#### [What the task asks]
Copy every line of the data that contains the string "value".

..........

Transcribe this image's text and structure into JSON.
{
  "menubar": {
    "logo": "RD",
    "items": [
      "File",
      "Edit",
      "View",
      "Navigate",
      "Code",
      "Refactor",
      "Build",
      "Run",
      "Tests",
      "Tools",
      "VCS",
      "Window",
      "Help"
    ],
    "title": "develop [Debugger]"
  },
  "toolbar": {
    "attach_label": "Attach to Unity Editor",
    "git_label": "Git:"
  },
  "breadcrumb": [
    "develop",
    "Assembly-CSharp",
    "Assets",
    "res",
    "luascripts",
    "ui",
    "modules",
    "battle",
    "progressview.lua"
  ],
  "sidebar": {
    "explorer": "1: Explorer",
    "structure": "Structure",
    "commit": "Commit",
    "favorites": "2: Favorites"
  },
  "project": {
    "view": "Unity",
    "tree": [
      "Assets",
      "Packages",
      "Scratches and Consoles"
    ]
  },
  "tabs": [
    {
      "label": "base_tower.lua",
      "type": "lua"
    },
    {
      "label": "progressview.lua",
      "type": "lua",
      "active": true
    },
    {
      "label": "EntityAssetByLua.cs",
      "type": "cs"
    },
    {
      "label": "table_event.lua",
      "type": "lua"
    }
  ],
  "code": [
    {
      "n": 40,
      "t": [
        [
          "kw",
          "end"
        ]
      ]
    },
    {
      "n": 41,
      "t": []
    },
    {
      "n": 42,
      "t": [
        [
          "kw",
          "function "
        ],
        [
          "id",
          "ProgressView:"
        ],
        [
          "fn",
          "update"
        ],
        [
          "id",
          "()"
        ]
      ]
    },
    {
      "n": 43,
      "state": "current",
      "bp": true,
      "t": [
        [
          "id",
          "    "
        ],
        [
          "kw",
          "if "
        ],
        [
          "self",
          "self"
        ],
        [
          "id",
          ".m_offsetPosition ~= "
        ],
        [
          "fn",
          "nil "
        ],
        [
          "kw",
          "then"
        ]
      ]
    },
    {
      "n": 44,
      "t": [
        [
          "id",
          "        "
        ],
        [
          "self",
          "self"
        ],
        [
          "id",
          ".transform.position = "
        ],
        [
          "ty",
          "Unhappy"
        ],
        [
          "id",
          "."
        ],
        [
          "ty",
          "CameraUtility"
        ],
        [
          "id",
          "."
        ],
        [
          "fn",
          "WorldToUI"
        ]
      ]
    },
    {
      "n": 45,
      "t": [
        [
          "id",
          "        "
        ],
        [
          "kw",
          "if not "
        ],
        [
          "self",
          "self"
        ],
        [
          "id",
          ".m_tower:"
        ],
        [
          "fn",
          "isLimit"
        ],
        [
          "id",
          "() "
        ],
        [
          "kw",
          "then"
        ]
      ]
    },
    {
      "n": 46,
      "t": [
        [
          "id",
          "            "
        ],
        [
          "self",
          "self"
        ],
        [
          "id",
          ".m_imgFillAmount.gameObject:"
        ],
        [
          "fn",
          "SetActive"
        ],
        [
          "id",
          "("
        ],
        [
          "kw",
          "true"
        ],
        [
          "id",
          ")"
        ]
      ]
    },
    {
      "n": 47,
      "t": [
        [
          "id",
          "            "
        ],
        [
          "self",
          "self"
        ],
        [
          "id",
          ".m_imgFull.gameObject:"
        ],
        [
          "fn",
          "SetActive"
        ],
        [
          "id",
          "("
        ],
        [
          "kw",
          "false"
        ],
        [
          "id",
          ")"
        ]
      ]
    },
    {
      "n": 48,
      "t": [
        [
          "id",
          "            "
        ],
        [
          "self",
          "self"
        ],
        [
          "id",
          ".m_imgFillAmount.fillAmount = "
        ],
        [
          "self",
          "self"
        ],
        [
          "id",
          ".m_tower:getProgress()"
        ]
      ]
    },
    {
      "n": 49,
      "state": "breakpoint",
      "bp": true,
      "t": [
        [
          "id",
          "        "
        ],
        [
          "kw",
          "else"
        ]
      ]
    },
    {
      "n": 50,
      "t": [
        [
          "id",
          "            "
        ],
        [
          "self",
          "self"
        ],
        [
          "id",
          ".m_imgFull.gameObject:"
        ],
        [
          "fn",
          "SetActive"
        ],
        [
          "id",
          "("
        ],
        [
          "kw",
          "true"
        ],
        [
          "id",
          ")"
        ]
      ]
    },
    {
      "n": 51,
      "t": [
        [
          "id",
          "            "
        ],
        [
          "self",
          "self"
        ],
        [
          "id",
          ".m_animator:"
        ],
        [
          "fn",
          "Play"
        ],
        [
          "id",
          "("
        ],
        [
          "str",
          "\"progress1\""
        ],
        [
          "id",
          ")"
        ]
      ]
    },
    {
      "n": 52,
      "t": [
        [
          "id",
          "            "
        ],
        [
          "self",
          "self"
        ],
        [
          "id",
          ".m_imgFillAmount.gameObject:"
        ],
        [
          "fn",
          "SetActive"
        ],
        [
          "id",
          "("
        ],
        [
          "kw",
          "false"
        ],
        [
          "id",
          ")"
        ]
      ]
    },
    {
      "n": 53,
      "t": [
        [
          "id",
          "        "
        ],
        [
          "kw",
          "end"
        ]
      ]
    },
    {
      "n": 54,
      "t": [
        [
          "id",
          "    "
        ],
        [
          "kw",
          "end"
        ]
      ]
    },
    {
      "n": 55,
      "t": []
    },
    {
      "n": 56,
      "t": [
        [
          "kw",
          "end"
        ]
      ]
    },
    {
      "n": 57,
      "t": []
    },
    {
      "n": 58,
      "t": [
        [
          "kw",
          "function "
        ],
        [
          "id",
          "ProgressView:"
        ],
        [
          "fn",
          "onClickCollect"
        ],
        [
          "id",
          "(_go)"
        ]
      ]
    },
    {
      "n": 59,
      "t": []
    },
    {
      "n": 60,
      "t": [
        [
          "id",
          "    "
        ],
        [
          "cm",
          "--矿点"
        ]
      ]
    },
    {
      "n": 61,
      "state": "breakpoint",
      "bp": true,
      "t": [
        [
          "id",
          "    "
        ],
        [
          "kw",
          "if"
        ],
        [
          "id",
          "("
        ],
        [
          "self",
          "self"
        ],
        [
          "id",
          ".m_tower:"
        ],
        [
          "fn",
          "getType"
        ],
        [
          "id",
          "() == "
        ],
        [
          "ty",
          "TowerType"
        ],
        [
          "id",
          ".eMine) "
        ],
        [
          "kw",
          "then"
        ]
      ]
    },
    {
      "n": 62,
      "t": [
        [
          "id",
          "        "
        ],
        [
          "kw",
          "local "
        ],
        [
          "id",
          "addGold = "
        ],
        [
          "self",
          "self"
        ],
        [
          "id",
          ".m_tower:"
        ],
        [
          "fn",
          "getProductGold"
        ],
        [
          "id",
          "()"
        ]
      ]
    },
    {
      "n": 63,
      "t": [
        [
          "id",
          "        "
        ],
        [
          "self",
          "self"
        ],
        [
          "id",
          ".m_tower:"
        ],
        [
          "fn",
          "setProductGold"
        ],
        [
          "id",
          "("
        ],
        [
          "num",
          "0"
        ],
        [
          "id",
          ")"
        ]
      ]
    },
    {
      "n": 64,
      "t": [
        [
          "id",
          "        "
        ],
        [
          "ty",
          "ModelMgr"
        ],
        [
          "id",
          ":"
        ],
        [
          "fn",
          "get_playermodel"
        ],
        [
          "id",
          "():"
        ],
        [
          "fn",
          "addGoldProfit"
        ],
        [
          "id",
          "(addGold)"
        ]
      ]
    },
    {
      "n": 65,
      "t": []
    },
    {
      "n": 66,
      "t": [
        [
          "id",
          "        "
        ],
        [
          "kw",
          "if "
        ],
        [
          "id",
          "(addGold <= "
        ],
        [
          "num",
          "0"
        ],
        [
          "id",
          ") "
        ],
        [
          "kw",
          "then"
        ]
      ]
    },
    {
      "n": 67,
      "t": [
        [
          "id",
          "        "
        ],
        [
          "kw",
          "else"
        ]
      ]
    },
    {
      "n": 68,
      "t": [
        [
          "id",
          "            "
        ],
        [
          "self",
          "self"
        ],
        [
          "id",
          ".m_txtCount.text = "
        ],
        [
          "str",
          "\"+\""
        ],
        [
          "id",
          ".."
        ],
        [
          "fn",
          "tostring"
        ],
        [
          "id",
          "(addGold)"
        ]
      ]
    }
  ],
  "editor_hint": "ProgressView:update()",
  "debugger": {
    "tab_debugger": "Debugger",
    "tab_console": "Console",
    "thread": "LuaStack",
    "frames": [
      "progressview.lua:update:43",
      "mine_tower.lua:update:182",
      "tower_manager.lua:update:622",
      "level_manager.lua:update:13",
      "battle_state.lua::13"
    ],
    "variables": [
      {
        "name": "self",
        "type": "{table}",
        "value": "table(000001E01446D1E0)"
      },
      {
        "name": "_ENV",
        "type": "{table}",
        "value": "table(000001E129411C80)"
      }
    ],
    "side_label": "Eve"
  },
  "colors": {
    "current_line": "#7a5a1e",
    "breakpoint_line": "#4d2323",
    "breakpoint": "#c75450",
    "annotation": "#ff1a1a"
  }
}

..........

#### [Result of this task]
        "value": "table(000001E01446D1E0)"
        "value": "table(000001E129411C80)"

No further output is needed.